Items from a data source:
# # #

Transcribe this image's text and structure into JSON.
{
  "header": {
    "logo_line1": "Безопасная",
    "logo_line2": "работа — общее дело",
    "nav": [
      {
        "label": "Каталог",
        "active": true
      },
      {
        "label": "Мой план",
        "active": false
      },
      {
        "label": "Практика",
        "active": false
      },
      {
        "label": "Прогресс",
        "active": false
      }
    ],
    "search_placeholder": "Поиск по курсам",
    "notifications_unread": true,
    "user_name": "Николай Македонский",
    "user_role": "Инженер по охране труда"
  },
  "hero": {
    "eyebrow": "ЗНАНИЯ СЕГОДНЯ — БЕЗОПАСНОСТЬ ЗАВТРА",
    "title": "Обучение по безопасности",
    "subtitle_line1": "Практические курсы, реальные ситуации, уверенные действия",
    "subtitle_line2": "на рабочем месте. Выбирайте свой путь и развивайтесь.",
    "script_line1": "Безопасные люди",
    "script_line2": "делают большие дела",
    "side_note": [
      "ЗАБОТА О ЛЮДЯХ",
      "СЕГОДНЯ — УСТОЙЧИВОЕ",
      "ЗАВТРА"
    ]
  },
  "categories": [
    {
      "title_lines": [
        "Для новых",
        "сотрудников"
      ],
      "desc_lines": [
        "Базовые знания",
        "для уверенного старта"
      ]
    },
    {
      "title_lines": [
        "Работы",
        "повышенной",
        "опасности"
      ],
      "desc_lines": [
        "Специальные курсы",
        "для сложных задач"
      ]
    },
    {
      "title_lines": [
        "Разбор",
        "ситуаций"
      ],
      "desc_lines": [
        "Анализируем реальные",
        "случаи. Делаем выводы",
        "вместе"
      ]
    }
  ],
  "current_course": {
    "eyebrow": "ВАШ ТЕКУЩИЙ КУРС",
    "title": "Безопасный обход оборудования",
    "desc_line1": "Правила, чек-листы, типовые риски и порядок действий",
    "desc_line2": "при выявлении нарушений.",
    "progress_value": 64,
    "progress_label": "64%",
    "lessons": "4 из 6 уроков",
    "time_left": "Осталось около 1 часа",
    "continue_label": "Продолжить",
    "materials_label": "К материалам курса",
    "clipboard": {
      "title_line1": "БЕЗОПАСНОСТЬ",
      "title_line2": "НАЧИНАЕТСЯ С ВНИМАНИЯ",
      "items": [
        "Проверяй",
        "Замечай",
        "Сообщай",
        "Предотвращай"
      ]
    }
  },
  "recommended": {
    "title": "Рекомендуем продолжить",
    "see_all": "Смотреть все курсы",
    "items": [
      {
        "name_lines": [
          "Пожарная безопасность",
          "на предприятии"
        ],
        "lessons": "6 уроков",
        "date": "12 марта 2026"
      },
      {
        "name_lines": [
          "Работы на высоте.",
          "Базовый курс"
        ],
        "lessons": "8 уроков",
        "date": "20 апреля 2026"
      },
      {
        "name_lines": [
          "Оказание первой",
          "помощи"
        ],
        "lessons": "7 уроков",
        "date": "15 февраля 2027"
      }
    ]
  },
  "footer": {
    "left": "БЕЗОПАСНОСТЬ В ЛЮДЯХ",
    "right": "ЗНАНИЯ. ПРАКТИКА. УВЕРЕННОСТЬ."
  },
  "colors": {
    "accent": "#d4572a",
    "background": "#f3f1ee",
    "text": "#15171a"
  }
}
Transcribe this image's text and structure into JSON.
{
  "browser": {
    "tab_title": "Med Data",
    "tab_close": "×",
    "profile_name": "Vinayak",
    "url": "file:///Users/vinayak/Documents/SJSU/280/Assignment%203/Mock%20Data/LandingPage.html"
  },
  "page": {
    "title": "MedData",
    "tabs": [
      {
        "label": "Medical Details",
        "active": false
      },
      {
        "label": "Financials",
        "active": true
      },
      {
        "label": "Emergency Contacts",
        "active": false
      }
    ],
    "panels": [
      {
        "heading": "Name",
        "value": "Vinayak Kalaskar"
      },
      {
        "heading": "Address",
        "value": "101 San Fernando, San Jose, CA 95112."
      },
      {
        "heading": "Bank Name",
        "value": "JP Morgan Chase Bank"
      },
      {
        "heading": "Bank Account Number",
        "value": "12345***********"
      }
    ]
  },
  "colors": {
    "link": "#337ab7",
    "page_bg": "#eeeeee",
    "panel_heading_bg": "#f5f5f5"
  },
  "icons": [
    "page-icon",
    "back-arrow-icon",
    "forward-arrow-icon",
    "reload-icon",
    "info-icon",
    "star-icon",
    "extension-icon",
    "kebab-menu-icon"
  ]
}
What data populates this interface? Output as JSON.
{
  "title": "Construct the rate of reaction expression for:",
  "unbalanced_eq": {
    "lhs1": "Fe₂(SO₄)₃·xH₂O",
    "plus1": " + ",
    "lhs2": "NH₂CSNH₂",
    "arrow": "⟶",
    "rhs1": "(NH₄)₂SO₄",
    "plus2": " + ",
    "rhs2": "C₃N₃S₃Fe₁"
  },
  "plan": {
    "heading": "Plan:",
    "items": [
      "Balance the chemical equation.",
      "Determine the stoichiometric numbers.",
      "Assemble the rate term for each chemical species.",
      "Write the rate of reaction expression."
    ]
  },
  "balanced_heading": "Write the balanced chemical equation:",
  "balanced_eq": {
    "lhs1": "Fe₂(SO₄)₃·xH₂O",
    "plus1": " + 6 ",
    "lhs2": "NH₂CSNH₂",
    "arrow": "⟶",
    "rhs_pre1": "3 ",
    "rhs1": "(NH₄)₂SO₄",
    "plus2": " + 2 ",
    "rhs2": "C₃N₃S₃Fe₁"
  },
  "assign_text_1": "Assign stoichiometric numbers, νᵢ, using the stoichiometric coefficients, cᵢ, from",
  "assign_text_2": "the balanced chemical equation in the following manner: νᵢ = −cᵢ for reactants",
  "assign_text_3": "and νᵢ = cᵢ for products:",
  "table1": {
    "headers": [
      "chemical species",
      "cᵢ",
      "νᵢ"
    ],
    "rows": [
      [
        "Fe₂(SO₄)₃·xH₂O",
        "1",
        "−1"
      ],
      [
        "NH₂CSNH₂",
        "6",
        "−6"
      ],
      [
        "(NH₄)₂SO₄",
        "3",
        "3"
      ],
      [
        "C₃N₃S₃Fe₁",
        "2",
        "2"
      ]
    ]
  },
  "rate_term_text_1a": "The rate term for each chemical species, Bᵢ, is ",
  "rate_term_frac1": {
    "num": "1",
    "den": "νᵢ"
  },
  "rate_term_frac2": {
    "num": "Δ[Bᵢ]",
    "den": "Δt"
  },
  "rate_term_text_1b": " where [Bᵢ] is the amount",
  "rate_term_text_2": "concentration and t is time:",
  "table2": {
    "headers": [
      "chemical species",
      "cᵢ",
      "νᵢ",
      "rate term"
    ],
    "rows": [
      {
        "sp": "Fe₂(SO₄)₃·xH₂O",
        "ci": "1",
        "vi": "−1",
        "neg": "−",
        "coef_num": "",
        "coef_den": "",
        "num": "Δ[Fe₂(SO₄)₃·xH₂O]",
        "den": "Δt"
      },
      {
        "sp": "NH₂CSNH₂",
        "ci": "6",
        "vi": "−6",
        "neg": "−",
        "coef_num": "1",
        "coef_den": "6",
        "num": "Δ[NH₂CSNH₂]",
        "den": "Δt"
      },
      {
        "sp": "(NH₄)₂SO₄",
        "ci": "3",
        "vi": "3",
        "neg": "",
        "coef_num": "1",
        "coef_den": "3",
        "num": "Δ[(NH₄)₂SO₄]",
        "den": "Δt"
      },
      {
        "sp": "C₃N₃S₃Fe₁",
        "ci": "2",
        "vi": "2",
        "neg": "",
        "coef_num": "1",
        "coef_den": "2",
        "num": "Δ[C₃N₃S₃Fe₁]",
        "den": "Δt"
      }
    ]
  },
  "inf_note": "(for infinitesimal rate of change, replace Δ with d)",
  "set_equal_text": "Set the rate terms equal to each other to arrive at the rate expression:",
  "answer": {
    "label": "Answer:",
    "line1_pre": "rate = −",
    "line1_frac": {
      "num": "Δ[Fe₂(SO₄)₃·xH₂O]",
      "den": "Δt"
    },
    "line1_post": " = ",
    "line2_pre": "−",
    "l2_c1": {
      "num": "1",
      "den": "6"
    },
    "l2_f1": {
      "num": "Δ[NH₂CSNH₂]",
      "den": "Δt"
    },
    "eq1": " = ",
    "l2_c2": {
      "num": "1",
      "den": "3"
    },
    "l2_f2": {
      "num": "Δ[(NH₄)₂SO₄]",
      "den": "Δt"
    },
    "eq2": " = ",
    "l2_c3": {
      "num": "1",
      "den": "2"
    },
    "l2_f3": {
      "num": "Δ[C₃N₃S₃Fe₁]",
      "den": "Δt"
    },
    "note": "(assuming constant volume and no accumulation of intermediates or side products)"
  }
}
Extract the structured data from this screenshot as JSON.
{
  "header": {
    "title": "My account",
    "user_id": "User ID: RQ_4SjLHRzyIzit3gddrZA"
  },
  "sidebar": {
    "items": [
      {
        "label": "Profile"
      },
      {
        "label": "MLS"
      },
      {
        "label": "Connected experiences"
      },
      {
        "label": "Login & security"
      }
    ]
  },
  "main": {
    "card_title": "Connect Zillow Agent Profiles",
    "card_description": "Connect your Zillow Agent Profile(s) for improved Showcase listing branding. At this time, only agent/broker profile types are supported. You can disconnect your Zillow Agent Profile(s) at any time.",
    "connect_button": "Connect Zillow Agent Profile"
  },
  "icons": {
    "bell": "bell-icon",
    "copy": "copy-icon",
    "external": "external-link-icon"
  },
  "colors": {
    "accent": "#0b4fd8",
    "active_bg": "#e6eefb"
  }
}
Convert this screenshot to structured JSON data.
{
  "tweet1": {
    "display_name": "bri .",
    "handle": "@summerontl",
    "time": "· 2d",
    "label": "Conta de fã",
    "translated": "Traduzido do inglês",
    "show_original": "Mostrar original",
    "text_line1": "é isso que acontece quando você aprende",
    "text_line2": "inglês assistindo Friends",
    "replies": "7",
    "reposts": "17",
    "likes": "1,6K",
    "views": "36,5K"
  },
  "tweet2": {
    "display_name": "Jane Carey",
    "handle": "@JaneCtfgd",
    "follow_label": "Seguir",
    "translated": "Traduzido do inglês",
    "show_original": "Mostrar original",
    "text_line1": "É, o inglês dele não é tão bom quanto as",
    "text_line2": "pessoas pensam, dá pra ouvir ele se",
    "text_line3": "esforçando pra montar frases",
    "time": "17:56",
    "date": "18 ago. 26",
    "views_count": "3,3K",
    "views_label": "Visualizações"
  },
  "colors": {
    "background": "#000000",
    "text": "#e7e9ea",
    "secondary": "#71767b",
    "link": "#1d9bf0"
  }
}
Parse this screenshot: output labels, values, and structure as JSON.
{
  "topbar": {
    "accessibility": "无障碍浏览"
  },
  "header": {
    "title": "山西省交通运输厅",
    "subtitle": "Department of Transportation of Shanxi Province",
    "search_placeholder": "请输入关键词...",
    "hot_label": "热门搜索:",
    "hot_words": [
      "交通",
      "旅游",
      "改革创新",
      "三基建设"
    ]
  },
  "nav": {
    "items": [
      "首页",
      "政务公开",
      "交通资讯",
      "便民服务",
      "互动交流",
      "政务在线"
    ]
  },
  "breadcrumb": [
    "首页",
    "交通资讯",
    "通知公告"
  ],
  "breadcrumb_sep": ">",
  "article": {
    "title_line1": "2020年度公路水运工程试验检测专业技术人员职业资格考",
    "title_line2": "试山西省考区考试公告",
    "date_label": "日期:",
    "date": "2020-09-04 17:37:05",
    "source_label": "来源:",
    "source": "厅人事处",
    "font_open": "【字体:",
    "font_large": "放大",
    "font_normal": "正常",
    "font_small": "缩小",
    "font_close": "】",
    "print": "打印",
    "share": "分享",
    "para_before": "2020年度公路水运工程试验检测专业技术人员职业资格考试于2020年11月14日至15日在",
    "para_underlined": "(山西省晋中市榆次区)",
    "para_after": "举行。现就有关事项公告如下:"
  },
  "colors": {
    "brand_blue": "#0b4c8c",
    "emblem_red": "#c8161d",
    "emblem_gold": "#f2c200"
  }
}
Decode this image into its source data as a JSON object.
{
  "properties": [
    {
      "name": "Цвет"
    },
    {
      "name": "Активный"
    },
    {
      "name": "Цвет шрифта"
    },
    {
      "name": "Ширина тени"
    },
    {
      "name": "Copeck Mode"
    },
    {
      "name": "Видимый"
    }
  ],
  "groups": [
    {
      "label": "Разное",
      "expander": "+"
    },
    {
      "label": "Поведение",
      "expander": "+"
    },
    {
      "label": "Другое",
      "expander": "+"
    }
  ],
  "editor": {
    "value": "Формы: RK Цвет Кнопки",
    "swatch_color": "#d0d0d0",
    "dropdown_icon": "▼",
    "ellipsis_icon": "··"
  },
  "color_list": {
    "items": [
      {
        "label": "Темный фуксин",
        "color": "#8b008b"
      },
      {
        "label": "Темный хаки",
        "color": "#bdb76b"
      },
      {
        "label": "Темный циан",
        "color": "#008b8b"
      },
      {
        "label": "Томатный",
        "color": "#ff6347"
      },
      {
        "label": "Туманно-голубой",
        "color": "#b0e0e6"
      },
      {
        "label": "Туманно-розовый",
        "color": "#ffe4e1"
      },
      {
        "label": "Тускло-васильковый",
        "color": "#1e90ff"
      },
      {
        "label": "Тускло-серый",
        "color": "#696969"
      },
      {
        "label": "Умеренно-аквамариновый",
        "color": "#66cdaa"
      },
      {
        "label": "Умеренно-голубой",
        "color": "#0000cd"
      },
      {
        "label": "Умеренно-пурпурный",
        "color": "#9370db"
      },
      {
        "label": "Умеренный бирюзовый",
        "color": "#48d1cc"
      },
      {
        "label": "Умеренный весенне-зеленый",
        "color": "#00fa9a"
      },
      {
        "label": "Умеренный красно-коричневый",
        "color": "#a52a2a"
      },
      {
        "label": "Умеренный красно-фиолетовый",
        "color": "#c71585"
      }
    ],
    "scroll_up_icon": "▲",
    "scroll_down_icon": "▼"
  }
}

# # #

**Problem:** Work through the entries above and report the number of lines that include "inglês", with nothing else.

**Completed task:** 4